After the applicants who Scrambled have had a few days to try to find a job, everyone gathers for Match Day. This is always a Thursday, the third one in March, and is touted to be a huge celebration, but is actually the most nerve-wracking experience you will ever live through. The ceremony is different at every school. For example, at Patrick’s med school, they all opened their envelopes containing their match results together at noon and proceeded to freak out simultaneously. At my school, each person goes up on stage and opens their envelope in front of everyone and has a solo, spotlighted freak out. For Patrick and the other people who are not finishing school, there is no ceremony. Only a lone, much anticipated email around 1pm on Thursday, which will say, “Congrats! You’ve matched at _____!” Then, Patrick and I will breathe a sigh of relief, call our families and friends, and go about our lives, finally able to make plans for the future.

Now you’re all caught up and can freak out with me for the next few days.

7 Readers rock!:

barrie said...

Staying in Lexington is still a possibility right???

Katie said...

I'm glad you liked the muffins!
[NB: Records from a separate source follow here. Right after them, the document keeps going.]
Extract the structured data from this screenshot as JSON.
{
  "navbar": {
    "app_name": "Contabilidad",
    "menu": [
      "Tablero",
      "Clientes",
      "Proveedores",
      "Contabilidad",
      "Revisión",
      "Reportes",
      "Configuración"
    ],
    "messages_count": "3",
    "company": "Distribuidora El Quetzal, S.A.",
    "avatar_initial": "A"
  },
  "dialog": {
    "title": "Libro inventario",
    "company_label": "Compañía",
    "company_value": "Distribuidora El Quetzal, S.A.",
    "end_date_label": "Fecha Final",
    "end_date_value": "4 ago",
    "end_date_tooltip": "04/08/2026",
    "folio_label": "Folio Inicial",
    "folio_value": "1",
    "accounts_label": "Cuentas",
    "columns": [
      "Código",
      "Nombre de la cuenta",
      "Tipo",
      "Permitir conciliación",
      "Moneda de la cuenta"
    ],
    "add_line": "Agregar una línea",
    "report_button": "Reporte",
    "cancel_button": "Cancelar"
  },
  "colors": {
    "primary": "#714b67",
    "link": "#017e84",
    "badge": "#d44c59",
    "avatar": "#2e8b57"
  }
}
It was so fun catching up with you. :) we'll have to do it again sometime!

Alykat said...

Yay, very informative; I'd heard people talk about matches in the veterinary world for residencies/internships and had a general idea, but now I get it! And it answered my one question which was, "How mean to tell you you have a job, and make you wait four days to find out where! Why would they do such a thing?" Now I know! I'll be thinking of you on Thursday!

barrie said...

But why can't they wait and do it all in one go? Is it to give people who didn't match four days for the "scramble"?

Katie! said...

Yep. The people who scramble have four days to find a job before the Match Day ceremonies. Then they get to announce their plans along with everyone else (and can even keep it secret if they want).

I think there is also a "this is the way we've always done it" quality to this whole thing, because no one in their right mind would do this on purpose.

Dragonfly said...

Oh my gosh, how awful if you opened your envelope on stage and didn't match. It would be kind of like when I got my high school results when I was holding a party for a friends 18th at my place and missed out on the cut off for undergraduate medicine by 1%. I.e messy. So glad Patrick matched though.

medaholic said...

I knew some fourth years who went unmatched at my school this year. You could definitely see dreams shattered that day.

Give 4th years a hug on match day.